Using the data below, copy each line that includes the word "timestamp".

**Data**
-=-=-=-=-

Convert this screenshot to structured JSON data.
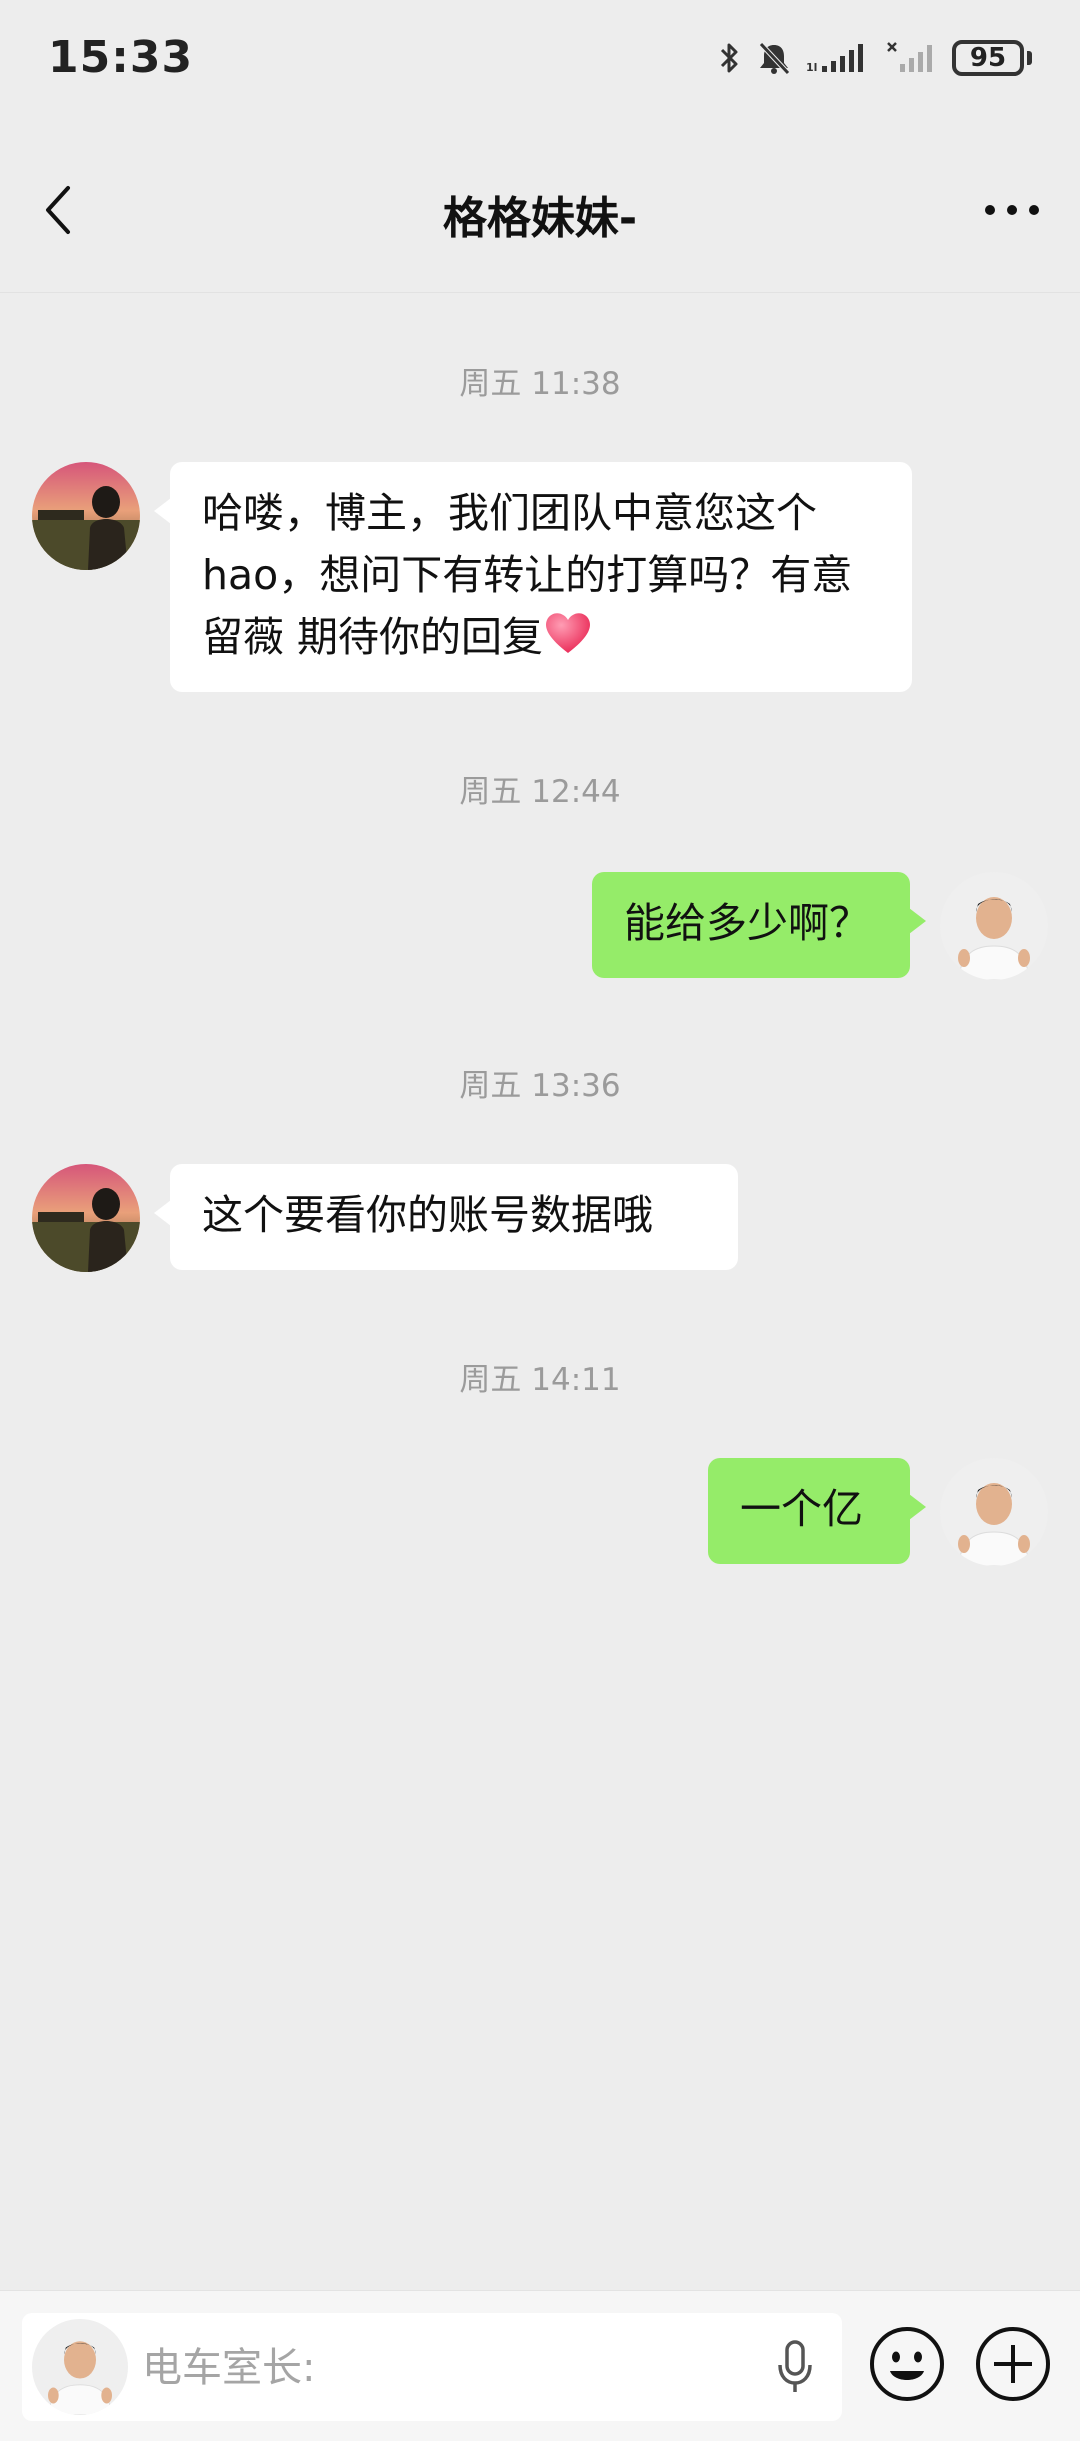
{
  "status_bar": {
    "time": "15:33",
    "battery": "95"
  },
  "header": {
    "title": "格格妹妹-"
  },
  "messages": [
    {
      "timestamp": "周五 11:38",
      "sender": "contact",
      "text": "哈喽，博主，我们团队中意您这个hao，想问下有转让的打算吗？有意留薇 期待你的回复"
    },
    {
      "timestamp": "周五 12:44",
      "sender": "me",
      "text": "能给多少啊？"
    },
    {
      "timestamp": "周五 13:36",
      "sender": "contact",
      "text": "这个要看你的账号数据哦"
    },
    {
      "timestamp": "周五 14:11",
      "sender": "me",
      "text": "一个亿"
    }
  ],
  "input": {
    "placeholder": "电车室长:"
  },
  "icons": {
    "status": [
      "bluetooth-icon",
      "bell-muted-icon",
      "signal-icon",
      "signal-no-service-icon",
      "battery-icon"
    ],
    "message_emoji": "heart-emoji",
    "toolbar": [
      "voice-icon",
      "emoji-icon",
      "plus-icon"
    ]
  },
  "colors": {
    "background": "#ededed",
    "incoming_bubble": "#ffffff",
    "outgoing_bubble": "#95ec69",
    "timestamp": "#9b9b9b"
  }
}
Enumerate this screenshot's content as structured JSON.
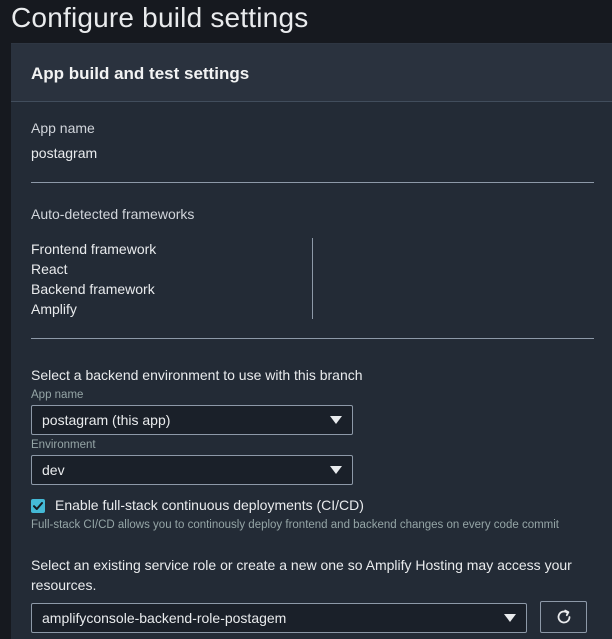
{
  "page": {
    "title": "Configure build settings"
  },
  "panel": {
    "title": "App build and test settings",
    "app_name_label": "App name",
    "app_name_value": "postagram",
    "frameworks_heading": "Auto-detected frameworks",
    "frontend_label": "Frontend framework",
    "frontend_value": "React",
    "backend_label": "Backend framework",
    "backend_value": "Amplify",
    "backend_env_heading": "Select a backend environment to use with this branch",
    "app_select_label": "App name",
    "app_select_value": "postagram (this app)",
    "env_select_label": "Environment",
    "env_select_value": "dev",
    "cicd_checkbox_label": "Enable full-stack continuous deployments (CI/CD)",
    "cicd_checked": true,
    "cicd_hint": "Full-stack CI/CD allows you to continously deploy frontend and backend changes on every code commit",
    "service_role_text": "Select an existing service role or create a new one so Amplify Hosting may access your resources.",
    "service_role_value": "amplifyconsole-backend-role-postagem"
  },
  "icons": {
    "select_caret": "caret-down-icon",
    "checkbox_check": "check-icon",
    "refresh": "refresh-icon"
  },
  "colors": {
    "page_bg": "#16191f",
    "panel_bg": "#232b36",
    "accent": "#44b9d6"
  }
}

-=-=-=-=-

**The completed task**
      "timestamp": "周五 11:38",
      "timestamp": "周五 12:44",
      "timestamp": "周五 13:36",
      "timestamp": "周五 14:11",
    "timestamp": "#9b9b9b"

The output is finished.